They understand that most people do not think about or notice their breath. They want to point out that breath can be a very useful and helpful tool when feeling stressed, tense and pain. They state that during periods of stress, the sympathetic nervous system is activated. They say it is an instinctive and natural human response commonly referred to as the “flight or fight” mode and it is activated when a potential threat or danger is sensed. The problem is, it can and often is activated when no threat is present.
A variety of stressors can trigger this response and the results range from feelings of tension or anxiety to rapid or strained breathing or holding your breath. By learning to recognize these symptoms one can consciously turn off these alarms signals by calming the body and mind and the easiest and fastest means to do this is to concentrate on the breath. Practicing breathing techniques on a regular basis trains the mind and the body to respond to stress, anxiety or feelings of discomfort.
Breathing techniques develop mediation skills and teach present moment awareness that reduces sleeplessness and restlessness. Because of all these benefits many teachers are teaching breathing techniques to their students in between lessons to allow students to re-center and refocus and more importantly preparing them to learn to be more productive. Besides teachers, athletic coaches teach breathing treatments to their athletes in order to prepare them to dig deeper or persevere when competition gets more intense.
Some examples of breathing techniques are belly, back and side breathing. You physically lie on your back or side to focus your breath to a specific area to expand the chest in all directions allowing the lungs to take in more oxygen. Other techniques are combined with stretching so that air and blood flow increases helping to calm the mind and body.
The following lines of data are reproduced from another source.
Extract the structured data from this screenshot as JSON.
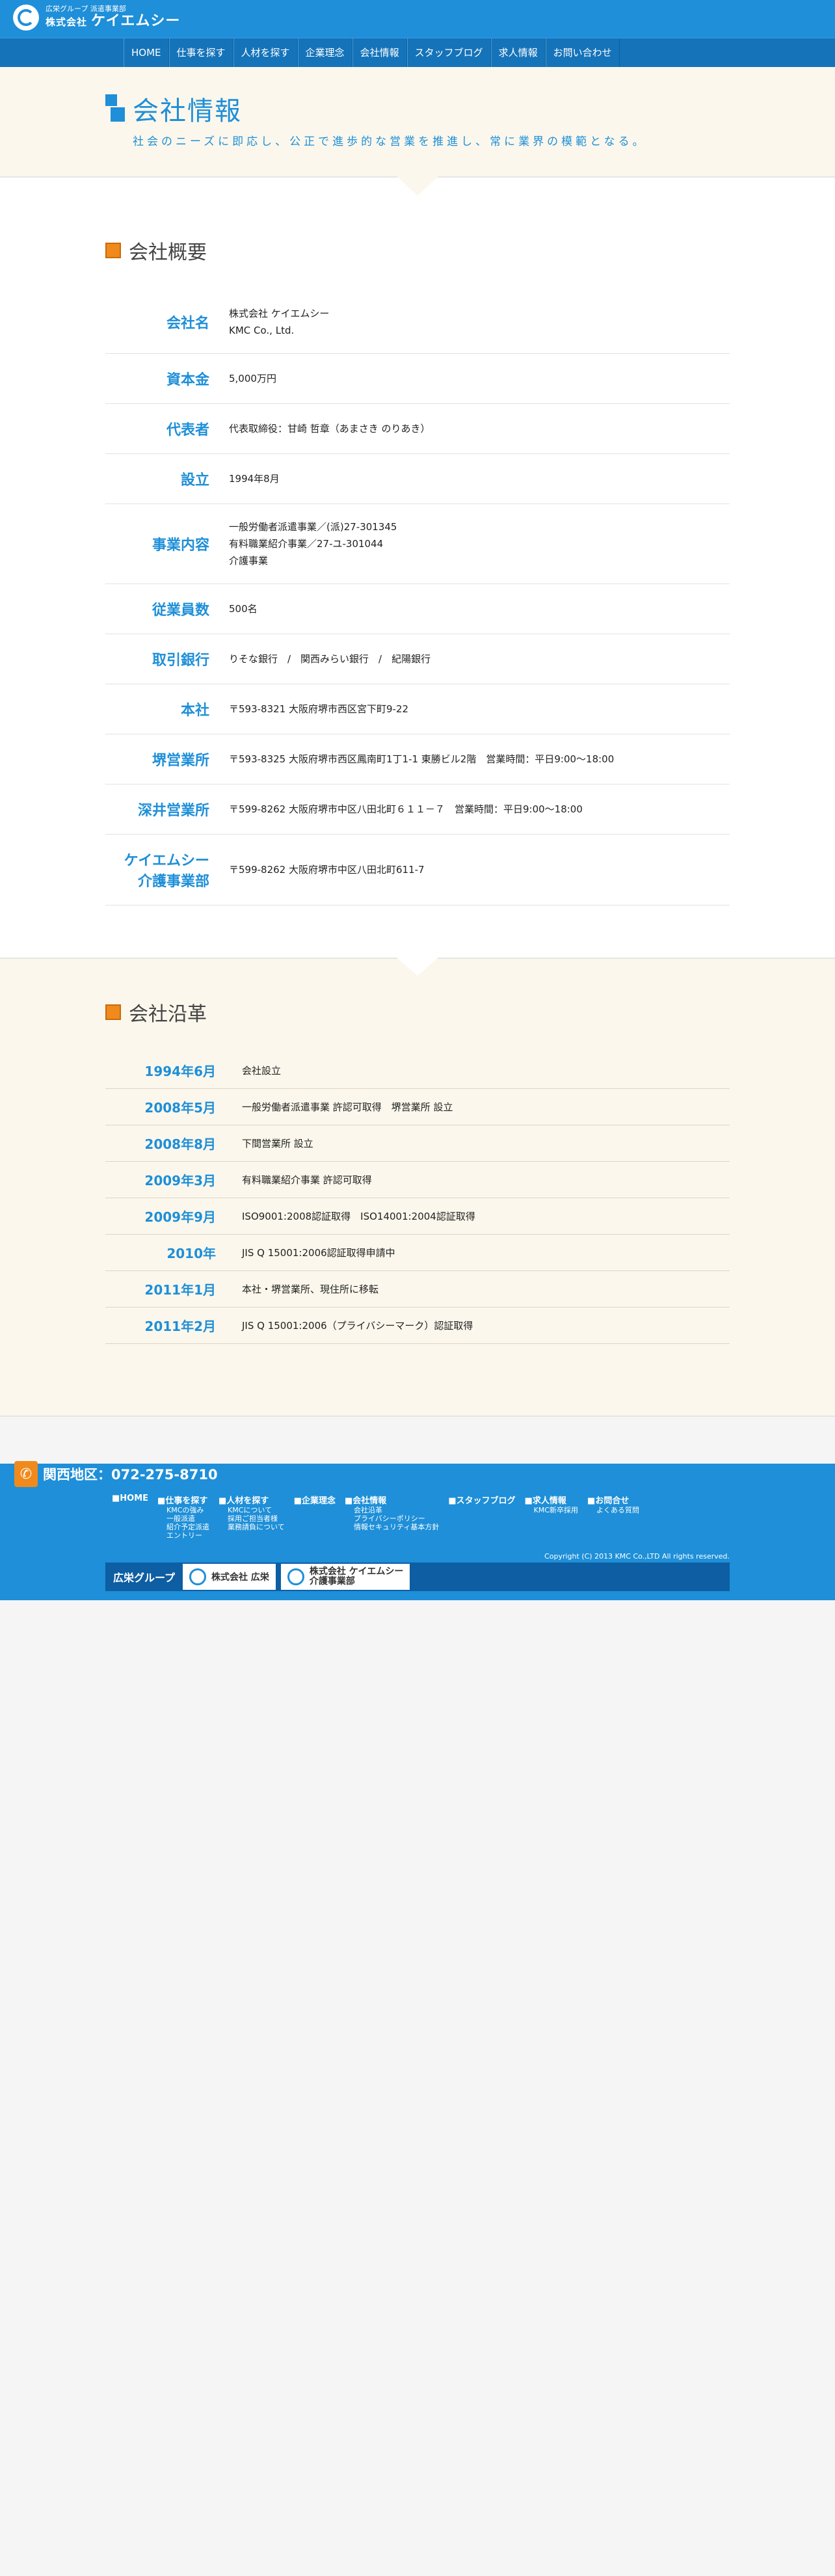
{
  "header": {
    "group_small": "広栄グループ 派遣事業部",
    "company_prefix": "株式会社",
    "company_name": "ケイエムシー"
  },
  "nav": [
    "HOME",
    "仕事を探す",
    "人材を探す",
    "企業理念",
    "会社情報",
    "スタッフブログ",
    "求人情報",
    "お問い合わせ"
  ],
  "hero": {
    "title": "会社情報",
    "subtitle": "社会のニーズに即応し、公正で進歩的な営業を推進し、常に業界の模範となる。"
  },
  "overview": {
    "title": "会社概要",
    "rows": [
      {
        "label": "会社名",
        "value": "株式会社 ケイエムシー\nKMC Co., Ltd."
      },
      {
        "label": "資本金",
        "value": "5,000万円"
      },
      {
        "label": "代表者",
        "value": "代表取締役：甘崎 哲章（あまさき のりあき）"
      },
      {
        "label": "設立",
        "value": "1994年8月"
      },
      {
        "label": "事業内容",
        "value": "一般労働者派遣事業／(派)27-301345\n有料職業紹介事業／27-ユ-301044\n介護事業"
      },
      {
        "label": "従業員数",
        "value": "500名"
      },
      {
        "label": "取引銀行",
        "value": "りそな銀行　/　関西みらい銀行　/　紀陽銀行"
      },
      {
        "label": "本社",
        "value": "〒593-8321 大阪府堺市西区宮下町9-22"
      },
      {
        "label": "堺営業所",
        "value": "〒593-8325 大阪府堺市西区鳳南町1丁1-1 東勝ビル2階　営業時間：平日9:00〜18:00"
      },
      {
        "label": "深井営業所",
        "value": "〒599-8262 大阪府堺市中区八田北町６１１－７　営業時間：平日9:00〜18:00"
      },
      {
        "label": "ケイエムシー\n介護事業部",
        "value": "〒599-8262 大阪府堺市中区八田北町611-7"
      }
    ]
  },
  "history": {
    "title": "会社沿革",
    "rows": [
      {
        "date": "1994年6月",
        "text": "会社設立"
      },
      {
        "date": "2008年5月",
        "text": "一般労働者派遣事業 許認可取得　堺営業所 設立"
      },
      {
        "date": "2008年8月",
        "text": "下間営業所 設立"
      },
      {
        "date": "2009年3月",
        "text": "有料職業紹介事業 許認可取得"
      },
      {
        "date": "2009年9月",
        "text": "ISO9001:2008認証取得　ISO14001:2004認証取得"
      },
      {
        "date": "2010年",
        "text": "JIS Q 15001:2006認証取得申請中"
      },
      {
        "date": "2011年1月",
        "text": "本社・堺営業所、現住所に移転"
      },
      {
        "date": "2011年2月",
        "text": "JIS Q 15001:2006（プライバシーマーク）認証取得"
      }
    ]
  },
  "footer": {
    "phone": "関西地区：072-275-8710",
    "nav": [
      {
        "head": "■HOME",
        "subs": []
      },
      {
        "head": "■仕事を探す",
        "subs": [
          "KMCの強み",
          "一般派遣",
          "紹介予定派遣",
          "エントリー"
        ]
      },
      {
        "head": "■人材を探す",
        "subs": [
          "KMCについて",
          "採用ご担当者様",
          "業務請負について"
        ]
      },
      {
        "head": "■企業理念",
        "subs": []
      },
      {
        "head": "■会社情報",
        "subs": [
          "会社沿革",
          "プライバシーポリシー",
          "情報セキュリティ基本方針"
        ]
      },
      {
        "head": "■スタッフブログ",
        "subs": []
      },
      {
        "head": "■求人情報",
        "subs": [
          "KMC新卒採用"
        ]
      },
      {
        "head": "■お問合せ",
        "subs": [
          "よくある質問"
        ]
      }
    ],
    "copyright": "Copyright (C) 2013 KMC Co.,LTD All rights reserved.",
    "group_label": "広栄グループ",
    "group_links": [
      "株式会社 広栄",
      "株式会社 ケイエムシー\n介護事業部"
    ]
  }
}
Teaching breathing techniques help people of all ages gain an understanding of how the breath works, learn to recognize stress triggers, and develop the coping skills necessary to process and regulate reactions and emotions. If someone in your family is having difficulties with anxiety, sleeplessness or is restless suggest they look into breathing techniques to help. Michigan State University Extension has programming that can help manage stress.